But that is, indeed, happening along the Riverwalk that eventually will run the five miles from Ambassador Bridge to Belle Isle, providing a paved, safe, lit, marked route for walking, biking, skating, lunching, boat watching and fishing. It's also a prime location for concerts and the annual River Days festival this weekend, providing a link to the newly opened Dequindre Cut Greenway that runs nearly to Eastern Market.
With striking views of the river and easy access from downtown offices or streets, the Riverwalk is downtown's newest outdoor playground and refuge.
Right now, the Riverwalk is about 75 percent complete, running from Joe Louis Arena (more or less) to Mount Elliot Park. Most of it is marked and dedicated pavement, wide enough for cyclists to safely pass pedestrians and anglers. Park benches, railings and fountains make appearances along the route. The views of the river, the cityscape, the Canadian shore and Belle Isle are stunning.
But there's one less-than-stellar part of the walk: the stretch that runs along the gravelly sidewalk on Atwater Street about a block from the water.
That will change by the end of the summer, when the second phase of Tri-Centennial Park is finished and the Riverwalk will continue along the water's edge, according to Kristen Bennett, a park planner with the Michigan Department of Natural Resources.
The park covers 31 acres of state-owned land between Rivard Plaza and Chene Park. But it's been opening in stages. Phase One was the marina with its transient slips for boaters and walkway out to the 63-foot lighthouse on the property's eastern edge. It's been a state park for four years.
Phase Two is the property's western section, which was formerly a cement yard. It's now fenced-off as its year-long construction is nearing completion.

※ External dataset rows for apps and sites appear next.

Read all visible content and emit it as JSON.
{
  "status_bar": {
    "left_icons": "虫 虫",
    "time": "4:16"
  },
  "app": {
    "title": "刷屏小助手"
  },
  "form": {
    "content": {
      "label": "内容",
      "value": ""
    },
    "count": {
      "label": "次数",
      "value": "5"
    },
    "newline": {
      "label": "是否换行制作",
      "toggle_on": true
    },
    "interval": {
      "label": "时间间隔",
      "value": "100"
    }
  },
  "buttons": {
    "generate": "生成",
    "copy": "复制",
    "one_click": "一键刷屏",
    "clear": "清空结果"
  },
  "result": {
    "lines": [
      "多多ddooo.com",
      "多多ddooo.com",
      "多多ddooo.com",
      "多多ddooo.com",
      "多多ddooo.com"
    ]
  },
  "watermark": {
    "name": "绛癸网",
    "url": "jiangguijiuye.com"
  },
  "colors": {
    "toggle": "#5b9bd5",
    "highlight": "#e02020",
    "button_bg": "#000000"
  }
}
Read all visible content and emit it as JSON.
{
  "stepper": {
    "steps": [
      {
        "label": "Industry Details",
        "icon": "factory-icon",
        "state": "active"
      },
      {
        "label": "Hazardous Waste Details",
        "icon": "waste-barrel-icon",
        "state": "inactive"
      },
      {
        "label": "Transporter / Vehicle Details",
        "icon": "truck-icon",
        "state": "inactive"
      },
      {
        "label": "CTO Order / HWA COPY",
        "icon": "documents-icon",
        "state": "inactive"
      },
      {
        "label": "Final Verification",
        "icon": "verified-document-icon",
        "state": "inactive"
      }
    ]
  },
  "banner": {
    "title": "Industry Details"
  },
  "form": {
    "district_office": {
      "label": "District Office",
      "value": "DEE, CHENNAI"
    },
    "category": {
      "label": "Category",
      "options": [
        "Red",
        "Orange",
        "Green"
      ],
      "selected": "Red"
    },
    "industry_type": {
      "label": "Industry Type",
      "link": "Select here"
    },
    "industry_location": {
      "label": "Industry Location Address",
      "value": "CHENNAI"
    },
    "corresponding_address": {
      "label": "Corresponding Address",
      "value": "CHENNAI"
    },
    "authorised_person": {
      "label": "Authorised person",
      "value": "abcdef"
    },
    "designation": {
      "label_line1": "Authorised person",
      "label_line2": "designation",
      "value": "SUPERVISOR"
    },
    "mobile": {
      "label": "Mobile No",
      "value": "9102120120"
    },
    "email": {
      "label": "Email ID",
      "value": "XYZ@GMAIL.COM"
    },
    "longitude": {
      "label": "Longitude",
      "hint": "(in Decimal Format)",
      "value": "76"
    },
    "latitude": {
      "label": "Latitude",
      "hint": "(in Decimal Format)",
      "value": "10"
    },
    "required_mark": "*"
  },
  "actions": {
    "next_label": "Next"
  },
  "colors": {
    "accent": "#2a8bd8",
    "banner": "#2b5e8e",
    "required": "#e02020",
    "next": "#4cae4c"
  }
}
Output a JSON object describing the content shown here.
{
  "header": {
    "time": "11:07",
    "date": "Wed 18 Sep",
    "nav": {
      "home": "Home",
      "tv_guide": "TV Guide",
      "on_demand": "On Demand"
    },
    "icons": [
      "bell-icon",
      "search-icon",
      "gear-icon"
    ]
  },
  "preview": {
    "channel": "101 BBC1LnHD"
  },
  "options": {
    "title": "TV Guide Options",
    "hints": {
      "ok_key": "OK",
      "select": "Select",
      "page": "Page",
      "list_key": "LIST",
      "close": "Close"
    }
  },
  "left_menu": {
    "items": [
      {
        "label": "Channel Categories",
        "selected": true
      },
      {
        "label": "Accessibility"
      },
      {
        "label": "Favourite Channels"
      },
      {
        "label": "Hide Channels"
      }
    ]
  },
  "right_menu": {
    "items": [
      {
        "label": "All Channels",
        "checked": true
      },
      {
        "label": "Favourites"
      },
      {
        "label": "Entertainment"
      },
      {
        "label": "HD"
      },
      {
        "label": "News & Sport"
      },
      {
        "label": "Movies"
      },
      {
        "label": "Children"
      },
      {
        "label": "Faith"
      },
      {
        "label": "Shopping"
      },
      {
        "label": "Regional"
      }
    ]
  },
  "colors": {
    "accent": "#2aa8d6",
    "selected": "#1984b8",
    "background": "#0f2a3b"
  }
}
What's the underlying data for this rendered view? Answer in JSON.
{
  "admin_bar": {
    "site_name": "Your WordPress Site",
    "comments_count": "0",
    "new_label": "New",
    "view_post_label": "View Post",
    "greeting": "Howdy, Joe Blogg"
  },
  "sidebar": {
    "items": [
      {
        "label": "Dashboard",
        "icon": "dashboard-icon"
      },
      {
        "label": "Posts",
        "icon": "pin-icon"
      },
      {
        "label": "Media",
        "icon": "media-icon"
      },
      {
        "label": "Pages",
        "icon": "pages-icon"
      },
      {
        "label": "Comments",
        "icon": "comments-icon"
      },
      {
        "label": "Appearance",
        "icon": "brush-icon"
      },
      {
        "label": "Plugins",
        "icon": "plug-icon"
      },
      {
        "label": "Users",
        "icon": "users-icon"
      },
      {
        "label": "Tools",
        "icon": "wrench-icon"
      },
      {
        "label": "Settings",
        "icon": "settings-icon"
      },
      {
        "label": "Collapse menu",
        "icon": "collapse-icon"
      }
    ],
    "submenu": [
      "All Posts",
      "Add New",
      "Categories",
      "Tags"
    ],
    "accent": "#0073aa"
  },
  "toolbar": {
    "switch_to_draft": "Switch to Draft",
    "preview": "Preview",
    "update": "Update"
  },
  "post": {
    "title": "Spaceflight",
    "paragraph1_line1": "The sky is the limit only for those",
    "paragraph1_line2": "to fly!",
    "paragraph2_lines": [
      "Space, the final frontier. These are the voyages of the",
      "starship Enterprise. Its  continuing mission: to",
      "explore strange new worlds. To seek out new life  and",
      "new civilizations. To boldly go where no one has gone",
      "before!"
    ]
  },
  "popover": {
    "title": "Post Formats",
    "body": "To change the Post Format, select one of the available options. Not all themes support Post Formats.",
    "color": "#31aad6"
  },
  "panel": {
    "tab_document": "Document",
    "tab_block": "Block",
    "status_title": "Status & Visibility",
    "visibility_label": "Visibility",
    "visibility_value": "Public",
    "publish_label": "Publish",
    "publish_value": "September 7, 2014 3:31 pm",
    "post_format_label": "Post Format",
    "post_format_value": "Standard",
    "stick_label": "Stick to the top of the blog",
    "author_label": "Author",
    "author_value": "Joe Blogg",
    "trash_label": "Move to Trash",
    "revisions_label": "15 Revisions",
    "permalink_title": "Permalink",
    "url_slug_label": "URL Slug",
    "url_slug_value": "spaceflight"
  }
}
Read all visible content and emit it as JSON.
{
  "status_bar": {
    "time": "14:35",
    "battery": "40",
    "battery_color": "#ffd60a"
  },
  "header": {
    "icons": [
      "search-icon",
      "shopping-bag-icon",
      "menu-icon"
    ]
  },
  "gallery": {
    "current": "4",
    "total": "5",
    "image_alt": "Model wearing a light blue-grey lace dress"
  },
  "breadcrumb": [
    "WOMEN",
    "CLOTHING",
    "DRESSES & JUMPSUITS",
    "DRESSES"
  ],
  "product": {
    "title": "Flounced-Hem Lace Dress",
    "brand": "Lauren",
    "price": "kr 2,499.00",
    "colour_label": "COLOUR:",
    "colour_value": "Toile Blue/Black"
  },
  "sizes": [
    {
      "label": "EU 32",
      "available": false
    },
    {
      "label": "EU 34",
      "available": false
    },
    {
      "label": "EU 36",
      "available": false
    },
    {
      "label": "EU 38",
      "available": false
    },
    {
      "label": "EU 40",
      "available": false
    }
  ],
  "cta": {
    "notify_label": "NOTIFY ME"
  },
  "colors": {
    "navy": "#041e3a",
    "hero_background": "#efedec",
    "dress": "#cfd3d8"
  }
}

"We wanted it to look similar to the rest of the Riverwalk, but we wanted you to definitely feel when you came into the park that you were in a different space, a different park, different than the plaza and the harbor," Bennett says.
In this section, the DNR built a pond that will collect surface runoff water from the Riverwalk, the park and from any development that comes in adjacent to the park. Native plants are taking root, protected from Canadian geese by a special "goose fence," and will eventually filter the water as it travels from the east end of the pond to the western edge and into the Detroit River.
"Right now, storm water, which is relatively clean, is dumped in with your sewage water, which is really nasty, and goes right to a sewage treatment plant. This water is relatively clean, the plants will finish the process and when it goes into the river, it's probably a lot cleaner than the chemically treated water that goes into the river now," Bennett says.
The park's Phase Three, which will be bid later this year, includes the hill between the first two sections. The overall Tri-Centennial Park project's $6 million budget has been funded by grants from a variety of organizations and about $300,000 of DNR money.
In the current era of uncertainty in the auto industry, the Riverwalk is promising a bright future for human-powered movement.